Juncker rejects weaker euro call
Eurogroup chairman Jean-Claude Juncker dismissed today French calls for a weaker euro to help exports, saying the exchange rate was not causing any harm yet.
French Prime Minister Dominique de Villepin last week told sub-contractors at the troubled Airbus aircraft maker that the euro's current levels were hurting exports and called for a European exchange rate strategy to remedy that.
But Mr Juncker, who chairs the monthly meetings of the euro zone's 12 finance ministers, said the single currency's strength was not a problem.
The euro rose to a three-month high above $1.2900 today, up from $1.1840 at the end of 2005.
"I don't see a situation, as far as the existing situation is concerned, where we already start to suffer from an exchange rate which would be harmful," Mr Juncker told reporters.
"I don't think that we are yet there," he said. Mr Villepin's comments were echoed by French President Jacques Chirac, who said last Thursday other euro zone countries shared French concerns about the euro's strength.
Economic growth stagnated in France, the euro zone's second biggest economy, during the third quarter - bad news for the government in the middle of a presidential election campaign.
But the European Commission warned today against blaming the euro for domestic economic problems. "Politicians need to ... at the very least, think twice before using (the euro) as a scapegoat for an economy's problems," the European Union executive said in a statement.
France has blamed the euro's strength on the European Central Bank's interest rate policy, and said the bank should not be allowed to act alone on exchange rates.

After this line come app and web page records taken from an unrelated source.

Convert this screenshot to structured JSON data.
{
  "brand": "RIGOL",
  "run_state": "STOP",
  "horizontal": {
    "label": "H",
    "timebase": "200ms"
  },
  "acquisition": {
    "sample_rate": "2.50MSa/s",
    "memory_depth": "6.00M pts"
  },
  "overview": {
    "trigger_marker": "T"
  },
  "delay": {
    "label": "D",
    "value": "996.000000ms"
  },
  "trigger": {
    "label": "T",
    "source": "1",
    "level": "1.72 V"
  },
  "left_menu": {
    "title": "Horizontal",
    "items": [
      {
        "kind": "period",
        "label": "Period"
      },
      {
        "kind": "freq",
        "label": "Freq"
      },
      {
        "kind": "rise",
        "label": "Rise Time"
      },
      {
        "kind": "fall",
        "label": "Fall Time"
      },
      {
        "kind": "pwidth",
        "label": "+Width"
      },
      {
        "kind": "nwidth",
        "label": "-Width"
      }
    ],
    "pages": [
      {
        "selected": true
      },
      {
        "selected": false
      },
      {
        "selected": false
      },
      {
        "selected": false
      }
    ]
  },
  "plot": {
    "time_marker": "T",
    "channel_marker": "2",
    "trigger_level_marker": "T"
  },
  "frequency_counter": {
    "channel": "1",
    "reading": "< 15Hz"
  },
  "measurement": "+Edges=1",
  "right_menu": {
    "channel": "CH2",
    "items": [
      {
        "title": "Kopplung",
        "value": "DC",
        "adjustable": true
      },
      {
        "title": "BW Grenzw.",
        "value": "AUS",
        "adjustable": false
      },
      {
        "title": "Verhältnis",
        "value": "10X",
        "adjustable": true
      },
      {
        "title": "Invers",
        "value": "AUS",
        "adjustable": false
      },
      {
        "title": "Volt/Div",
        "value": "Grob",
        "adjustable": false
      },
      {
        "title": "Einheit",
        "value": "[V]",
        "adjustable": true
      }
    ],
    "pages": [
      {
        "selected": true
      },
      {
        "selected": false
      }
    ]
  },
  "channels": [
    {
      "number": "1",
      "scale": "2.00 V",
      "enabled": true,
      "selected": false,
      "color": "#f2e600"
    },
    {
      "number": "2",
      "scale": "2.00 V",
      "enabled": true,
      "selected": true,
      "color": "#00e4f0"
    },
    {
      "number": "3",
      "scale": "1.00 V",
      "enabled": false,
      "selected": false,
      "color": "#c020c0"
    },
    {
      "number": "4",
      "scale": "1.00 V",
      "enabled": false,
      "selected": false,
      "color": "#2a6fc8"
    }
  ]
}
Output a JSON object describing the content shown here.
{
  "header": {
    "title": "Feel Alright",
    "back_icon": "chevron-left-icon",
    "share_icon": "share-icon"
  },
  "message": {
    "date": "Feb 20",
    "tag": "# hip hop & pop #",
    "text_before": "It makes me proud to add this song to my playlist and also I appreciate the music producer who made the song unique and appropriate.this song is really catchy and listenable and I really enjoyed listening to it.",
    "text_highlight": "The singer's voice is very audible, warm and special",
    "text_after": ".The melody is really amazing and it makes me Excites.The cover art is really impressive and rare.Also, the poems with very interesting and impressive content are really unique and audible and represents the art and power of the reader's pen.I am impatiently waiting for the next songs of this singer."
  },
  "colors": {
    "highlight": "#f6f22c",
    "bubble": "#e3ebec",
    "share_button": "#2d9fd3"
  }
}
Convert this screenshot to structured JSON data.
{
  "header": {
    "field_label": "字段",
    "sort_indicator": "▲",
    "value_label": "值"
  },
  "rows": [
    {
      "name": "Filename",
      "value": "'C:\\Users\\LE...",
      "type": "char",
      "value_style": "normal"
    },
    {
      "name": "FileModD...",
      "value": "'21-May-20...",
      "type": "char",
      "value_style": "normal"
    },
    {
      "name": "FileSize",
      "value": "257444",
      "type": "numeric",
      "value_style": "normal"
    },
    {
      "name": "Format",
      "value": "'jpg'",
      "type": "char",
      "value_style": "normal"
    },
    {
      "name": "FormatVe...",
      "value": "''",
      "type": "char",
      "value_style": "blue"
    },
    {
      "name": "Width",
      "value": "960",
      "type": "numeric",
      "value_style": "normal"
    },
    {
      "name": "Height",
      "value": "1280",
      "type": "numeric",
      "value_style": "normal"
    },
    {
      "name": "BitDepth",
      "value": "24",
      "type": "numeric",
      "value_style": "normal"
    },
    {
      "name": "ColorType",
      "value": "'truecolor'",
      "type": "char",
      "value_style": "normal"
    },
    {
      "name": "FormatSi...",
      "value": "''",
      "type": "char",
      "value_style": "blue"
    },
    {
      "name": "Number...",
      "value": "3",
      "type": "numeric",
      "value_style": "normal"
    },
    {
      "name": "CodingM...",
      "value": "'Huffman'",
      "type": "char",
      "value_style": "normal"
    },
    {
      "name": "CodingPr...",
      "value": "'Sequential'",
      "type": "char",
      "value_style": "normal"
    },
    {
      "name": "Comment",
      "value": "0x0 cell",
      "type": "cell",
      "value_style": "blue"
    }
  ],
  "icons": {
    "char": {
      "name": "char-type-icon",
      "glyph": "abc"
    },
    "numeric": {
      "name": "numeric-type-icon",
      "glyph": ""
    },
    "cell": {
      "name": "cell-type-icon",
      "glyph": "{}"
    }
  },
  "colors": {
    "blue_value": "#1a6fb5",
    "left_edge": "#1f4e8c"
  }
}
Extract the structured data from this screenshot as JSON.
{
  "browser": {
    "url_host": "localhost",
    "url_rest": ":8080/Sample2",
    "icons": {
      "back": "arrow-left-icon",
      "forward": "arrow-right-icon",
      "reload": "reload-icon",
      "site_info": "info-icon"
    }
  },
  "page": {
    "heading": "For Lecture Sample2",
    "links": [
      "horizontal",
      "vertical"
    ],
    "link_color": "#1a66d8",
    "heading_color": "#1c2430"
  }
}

Both Mr Juncker and Economic and Monetary Affairs Commissioner Joaquin Almunia, speaking separately to journalists, said that although the Eurogroup's dialogue with the ECB could be improved, the bank's independence should not be questioned.